━━━ Materials provided ━━━
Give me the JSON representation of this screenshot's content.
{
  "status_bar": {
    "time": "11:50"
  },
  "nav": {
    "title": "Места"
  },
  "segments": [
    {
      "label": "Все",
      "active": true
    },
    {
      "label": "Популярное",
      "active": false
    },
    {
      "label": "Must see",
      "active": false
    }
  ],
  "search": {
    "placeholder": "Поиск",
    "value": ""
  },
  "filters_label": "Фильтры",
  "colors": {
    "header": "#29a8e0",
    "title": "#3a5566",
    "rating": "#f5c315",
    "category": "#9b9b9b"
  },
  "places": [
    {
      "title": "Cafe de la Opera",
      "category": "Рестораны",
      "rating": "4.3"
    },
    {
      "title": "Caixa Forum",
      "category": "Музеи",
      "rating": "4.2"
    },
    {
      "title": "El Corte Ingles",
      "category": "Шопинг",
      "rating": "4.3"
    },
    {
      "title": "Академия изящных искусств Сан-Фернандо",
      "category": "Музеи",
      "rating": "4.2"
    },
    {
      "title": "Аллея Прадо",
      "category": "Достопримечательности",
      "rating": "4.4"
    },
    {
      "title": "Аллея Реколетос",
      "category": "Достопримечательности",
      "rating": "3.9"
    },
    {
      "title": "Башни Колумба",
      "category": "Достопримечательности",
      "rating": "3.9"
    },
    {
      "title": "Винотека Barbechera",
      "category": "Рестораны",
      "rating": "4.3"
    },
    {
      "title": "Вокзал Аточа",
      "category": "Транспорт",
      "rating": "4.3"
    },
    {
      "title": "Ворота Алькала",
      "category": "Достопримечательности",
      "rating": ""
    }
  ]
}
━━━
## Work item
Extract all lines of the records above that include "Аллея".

## Finished exercise
      "title": "Аллея Прадо",
      "title": "Аллея Реколетос",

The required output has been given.